Not even three years old, LeadPages has quickly climbed the fundraising ranks, as it just announced its Series B financing of $27 million Series B round of financing, led by Drive Capital, with participation from Foundry Group and Arthur Ventures.

Foundry and Arthur Ventures invested the initial Series A round in September 2013, and a subsequent round, totalling $11 million, bringing the total amount raised to $38 million, in just 2-1/2 years. 

So how does a company raise that much in such a short period of time? By growing to 35,000 customers paying around $40 a month for marketing tools that help them convert leads into customers.

LeadPages essentially provides digital marketing tools to enable small businesses (like lawyers, doctors), or bloggers and content creators, to drive more signups and/or increase conversion rates to programs. For instance, if you're a professional with a webinar or product you're trying to sell, you can use LeadPages to help drive more attendees to that webinar or to that product offering. 

"Our customers generally have two to 15 employees and they fall into different categories," explained Clay Collins, CEO and co-founder of LeadPages. "There's local businesses where the value of a lead is high - real estate agents or cosmetic doctors. Then there's professional bloggesr or content owners - anyone building an audience. Thirdly, there are people who sell their knowledge, like experts and consultants." 

LeadPages will help build landing pages for its customers and create campaigns to drive leads. In the past, this process could take two days of work. "We've taken [a process] that would take 30 to 40 hours and reduced it to five to 10 minutes," said Collins. 

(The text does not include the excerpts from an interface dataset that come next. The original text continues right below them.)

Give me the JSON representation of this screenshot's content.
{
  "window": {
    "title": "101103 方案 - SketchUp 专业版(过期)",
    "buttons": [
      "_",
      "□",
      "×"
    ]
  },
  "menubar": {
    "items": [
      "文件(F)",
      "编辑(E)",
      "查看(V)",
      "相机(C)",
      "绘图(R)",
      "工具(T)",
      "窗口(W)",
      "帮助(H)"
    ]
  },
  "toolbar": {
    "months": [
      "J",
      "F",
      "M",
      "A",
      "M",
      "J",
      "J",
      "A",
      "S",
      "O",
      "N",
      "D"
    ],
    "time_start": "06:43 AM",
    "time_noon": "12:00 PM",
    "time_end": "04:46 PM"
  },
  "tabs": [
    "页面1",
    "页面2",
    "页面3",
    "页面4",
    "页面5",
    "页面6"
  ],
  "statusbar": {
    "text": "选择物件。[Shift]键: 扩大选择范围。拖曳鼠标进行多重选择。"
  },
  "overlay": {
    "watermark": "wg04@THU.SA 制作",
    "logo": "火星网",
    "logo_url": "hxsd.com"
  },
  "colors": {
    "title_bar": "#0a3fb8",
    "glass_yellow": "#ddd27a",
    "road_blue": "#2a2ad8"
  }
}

Collins, whose background is in marketing consulting, started writing a blog called the "Marketing Show," in which he analyzed landing pages he and his team created for their clients. In the comments, people would ask how to create landing pages with A/B testing and/or how to integrate leads into MailChimp or Hubspot. His expertise gained his readers' trust. And in 2012, he pre-sold the idea of creating an automated service to help people create their own fully-functional landing pages. He managed to pre-sell $40,000 worth of services in 2012, which was enough money to launch LeadPages in January 2013.